Great Smoky Mountain National Park straddles the border of North Carolina and Tennessee and is unique among our National Parks. Originally privately owned, when the land and roads inside what is now the park were turned over to the government, it was with the stipulation that the government would not be able to charge for it’s use; therefore, it is one of the few national parks that doesn’t have an entry fee. It is also one of the few National Parks that has log cabins, churches, and school houses still standing in it’s borders away from paved roads and throngs of people.
Lack of people is another reason to visit the Smokies in winter; with over 9 million visitors a year it makes it the heaviest trafficked National Park in half the size of Yellowstone. The Cades Cove Campground is adjacent to the most popular location in the park which is the Cade’s Cove loop: an 11 mile road that circles the old settlement that was in the valley beneath the, probably snow capped, peaks that rise above. Three churches, an old grist mill, and various barns and houses litter the the valley floor. Cades Cove also has the highest concentrations of white-tailed deer and black bears in the park, but it’s a more recent transplant that’s more fun to track down.
In 2001, twenty-five Elk were released in the Cataloochee valley as part of a program to reestablish the animal which had once roamed the entire park until eliminated by hunting. Now, one hundred and forty elk can be seen and heard all year long, far bigger than any white tailed deer you’ve ever seen. Weighing up to 700lbs and standing up to 9’ tall including the antlers, the bull elk is an impressive sight. The best viewing time is during the fall rut, but you can still find them scouring the valley for some last leafy greens in the middle of winter.
Water though is what makes the Smoky Mountains special. Heavy rainfall provides plenty of nourishment for the giant old-growth trees that inhabit some of the forest, which then flows into the many waterfalls that you can hike to. During the winter in the higher elevations, entire streams can freeze over and even the smaller waterfalls can become solid sheets of ice. Many of the streams end up flowing into one of the great flat water paddling destinations in North Carolina; Lake Fontana which stretches over 10,000 acres, has some of the clearest blue water you can find and is perfect for a freezing cold polar bear plunge.
While all of this can be great fun, winter poses some difficulties that have to be taken into consideration. Weather is the obvious concern, and unless you’re an Eskimo, you’re going to need all the necessary jackets and woolly socks. Another hurdle is that you can’t cheat in the Smokies by bringing an electric heater because their campsites, while some are open year round, only allow electricity to be used by people with disabilities. So if you’re supposed -15 degree sleeping bag from Walmart has you shivering anytime it drops below 50, you might want to get more suitable gear that won’t leave you out in the cold (ha ha). During the winter, only two of the ten campgrounds are open: Smokemont and Cades Cove. Thankfully, this keeps your choices simple, and I keep a third option in my back pocket which is the KOA in Cherokee to the south. Not exactly rustic with it’s heated swimming pools and simple camping cabins, if weather and road conditions stop me from getting to Cades Cove or Smokemont, I’d simply change my base camp to the KOA and be adventurous elsewhere.
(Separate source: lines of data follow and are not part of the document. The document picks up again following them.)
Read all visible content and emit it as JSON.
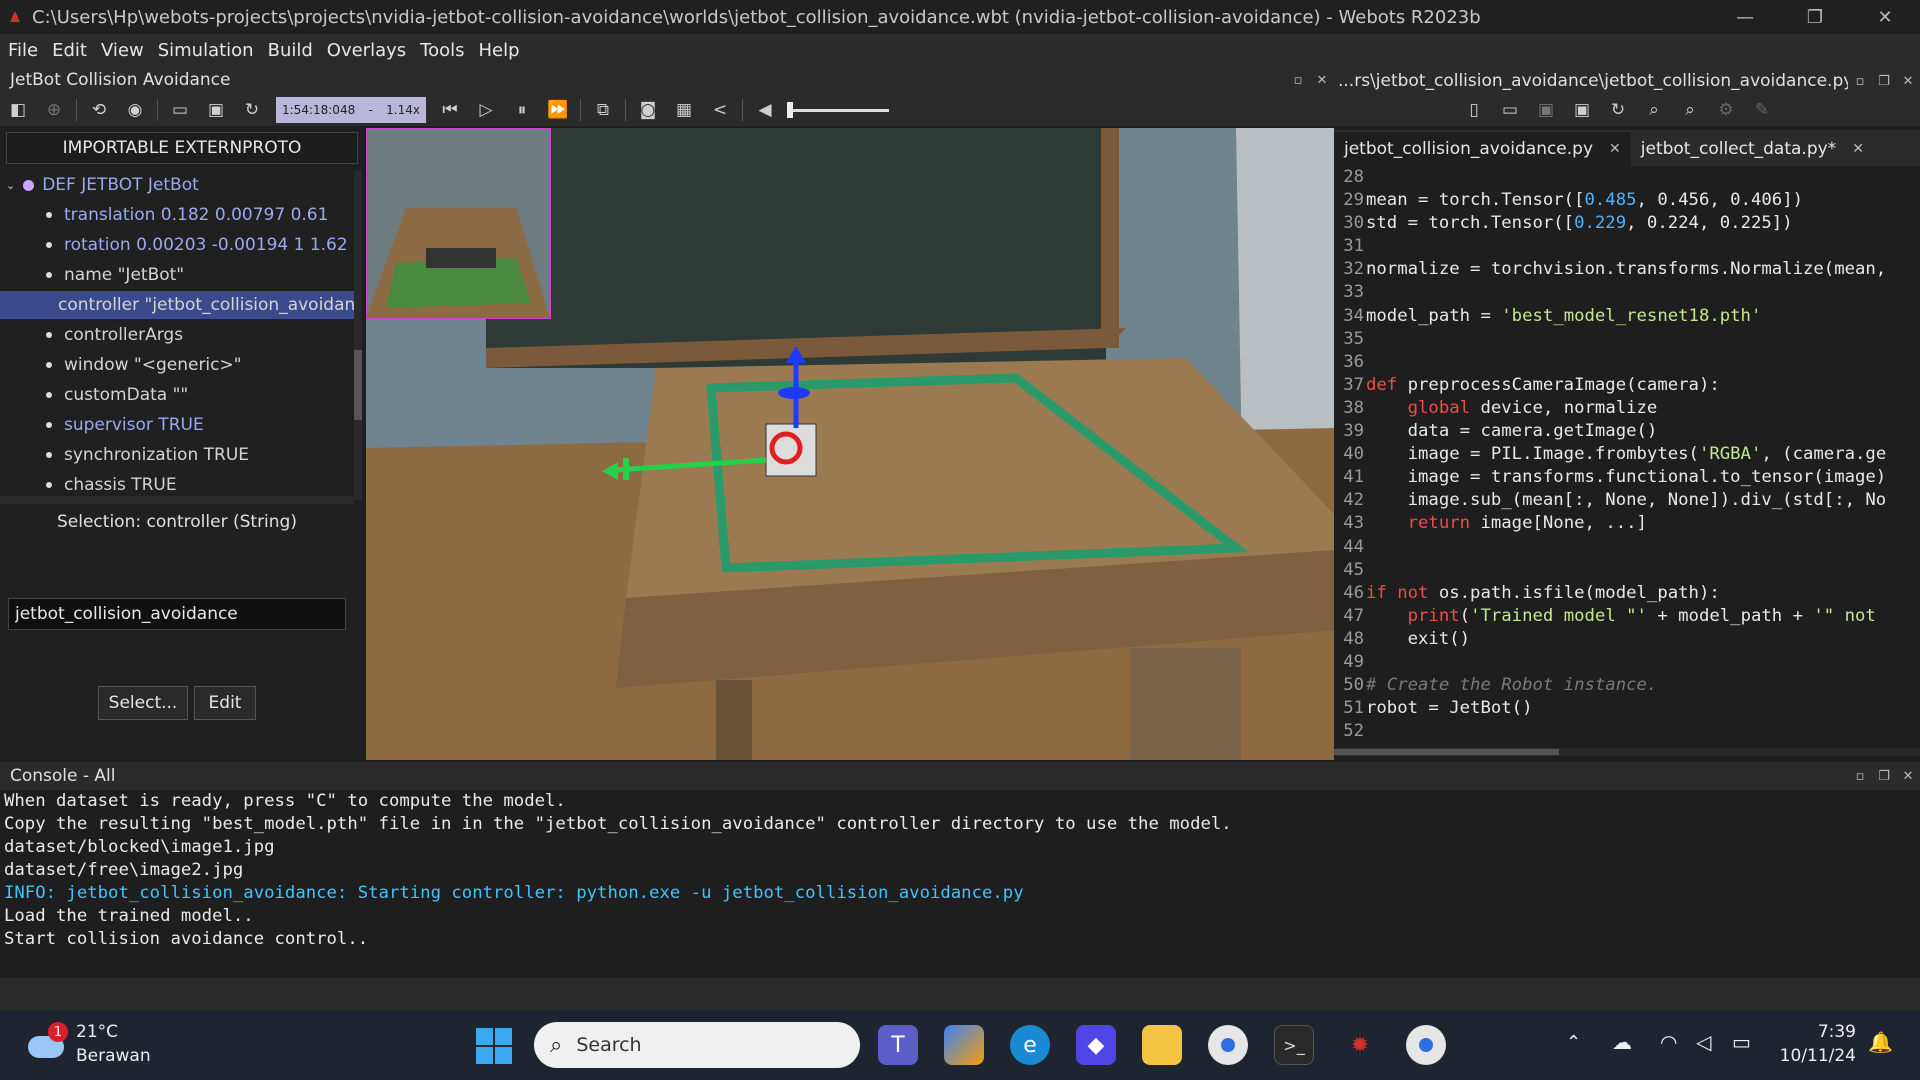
{
  "window": {
    "title": "C:\\Users\\Hp\\webots-projects\\projects\\nvidia-jetbot-collision-avoidance\\worlds\\jetbot_collision_avoidance.wbt (nvidia-jetbot-collision-avoidance) - Webots R2023b",
    "controls": [
      "—",
      "❐",
      "✕"
    ]
  },
  "menu": [
    "File",
    "Edit",
    "View",
    "Simulation",
    "Build",
    "Overlays",
    "Tools",
    "Help"
  ],
  "scene_panel": {
    "title": "JetBot Collision Avoidance",
    "time": "1:54:18:048",
    "speed_sep": "-",
    "speed": "1.14x",
    "importable_btn": "IMPORTABLE EXTERNPROTO",
    "root_node": "DEF JETBOT JetBot",
    "fields": [
      {
        "text": "translation 0.182 0.00797 0.61",
        "modified": true,
        "selected": false
      },
      {
        "text": "rotation 0.00203 -0.00194 1 1.62",
        "modified": true,
        "selected": false
      },
      {
        "text": "name \"JetBot\"",
        "modified": false,
        "selected": false
      },
      {
        "text": "controller \"jetbot_collision_avoidance\"",
        "modified": false,
        "selected": true
      },
      {
        "text": "controllerArgs",
        "modified": false,
        "selected": false
      },
      {
        "text": "window \"<generic>\"",
        "modified": false,
        "selected": false
      },
      {
        "text": "customData \"\"",
        "modified": false,
        "selected": false
      },
      {
        "text": "supervisor TRUE",
        "modified": true,
        "selected": false
      },
      {
        "text": "synchronization TRUE",
        "modified": false,
        "selected": false
      },
      {
        "text": "chassis TRUE",
        "modified": false,
        "selected": false
      }
    ],
    "selection_label": "Selection: controller (String)",
    "controller_value": "jetbot_collision_avoidance",
    "select_btn": "Select...",
    "edit_btn": "Edit"
  },
  "editor": {
    "path": "...rs\\jetbot_collision_avoidance\\jetbot_collision_avoidance.py",
    "tabs": [
      {
        "label": "jetbot_collision_avoidance.py",
        "active": true
      },
      {
        "label": "jetbot_collect_data.py*",
        "active": false
      }
    ],
    "lines": [
      {
        "n": "28",
        "html": ""
      },
      {
        "n": "29",
        "html": "mean = torch.Tensor([<span class=\"num\">0.485</span>, 0.456, 0.406])"
      },
      {
        "n": "30",
        "html": "std = torch.Tensor([<span class=\"num\">0.229</span>, 0.224, 0.225])"
      },
      {
        "n": "31",
        "html": ""
      },
      {
        "n": "32",
        "html": "normalize = torchvision.transforms.Normalize(mean,"
      },
      {
        "n": "33",
        "html": ""
      },
      {
        "n": "34",
        "html": "model_path = <span class=\"st\">'best_model_resnet18.pth'</span>"
      },
      {
        "n": "35",
        "html": ""
      },
      {
        "n": "36",
        "html": ""
      },
      {
        "n": "37",
        "html": "<span class=\"kw\">def</span> preprocessCameraImage(camera):"
      },
      {
        "n": "38",
        "html": "    <span class=\"kw\">global</span> device, normalize"
      },
      {
        "n": "39",
        "html": "    data = camera.getImage()"
      },
      {
        "n": "40",
        "html": "    image = PIL.Image.frombytes(<span class=\"st\">'RGBA'</span>, (camera.ge"
      },
      {
        "n": "41",
        "html": "    image = transforms.functional.to_tensor(image)"
      },
      {
        "n": "42",
        "html": "    image.sub_(mean[:, None, None]).div_(std[:, No"
      },
      {
        "n": "43",
        "html": "    <span class=\"kw\">return</span> image[None, ...]"
      },
      {
        "n": "44",
        "html": ""
      },
      {
        "n": "45",
        "html": ""
      },
      {
        "n": "46",
        "html": "<span class=\"kw\">if not</span> os.path.isfile(model_path):"
      },
      {
        "n": "47",
        "html": "    <span class=\"kw\">print</span>(<span class=\"st\">'Trained model \"'</span> + model_path + <span class=\"st\">'\" not</span>"
      },
      {
        "n": "48",
        "html": "    exit()"
      },
      {
        "n": "49",
        "html": ""
      },
      {
        "n": "50",
        "html": "<span class=\"cm\"># Create the Robot instance.</span>"
      },
      {
        "n": "51",
        "html": "robot = JetBot()"
      },
      {
        "n": "52",
        "html": ""
      }
    ]
  },
  "console": {
    "title": "Console - All",
    "lines": [
      {
        "text": "When dataset is ready, press \"C\" to compute the model.",
        "info": false
      },
      {
        "text": "Copy the resulting \"best_model.pth\" file in in the \"jetbot_collision_avoidance\" controller directory to use the model.",
        "info": false
      },
      {
        "text": "dataset/blocked\\image1.jpg",
        "info": false
      },
      {
        "text": "dataset/free\\image2.jpg",
        "info": false
      },
      {
        "text": "INFO: jetbot_collision_avoidance: Starting controller: python.exe -u jetbot_collision_avoidance.py",
        "info": true
      },
      {
        "text": "Load the trained model..",
        "info": false
      },
      {
        "text": "Start collision avoidance control..",
        "info": false
      }
    ]
  },
  "taskbar": {
    "weather_temp": "21°C",
    "weather_desc": "Berawan",
    "weather_badge": "1",
    "search_placeholder": "Search",
    "time": "7:39",
    "date": "10/11/24"
  },
  "colors": {
    "selection": "#3b4a8c",
    "modified_field": "#9aa9f0",
    "info_text": "#40c4ff",
    "time_box": "#b9b6d9"
  }
}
Another thing that you need to keep an eye on are road closures: Highway 441 closes fairly often due to snow and ice, but since its a major roadway it is cleared pretty quickly. If you’re on the Twitter, you can follow updates at @SmokiesRoadsNPS, or you can call (865) 436-1200 for current road closures and conditions. Most other roads stay open all year, but conditions could be treacherous; it’s always best to call ahead.
By the way, all of this information is off the cuff so to speak; as of the time of this writing, I’m leaving in a week to spend 6 days in the Smokies and plan to camp in Cades Cove to take pictures of the wildlife and buildings...and hopefully return with a good story for next month.
Amish in the sense that, at one point, my family helped others raise barns.
Now I build websites to help others build their businesses.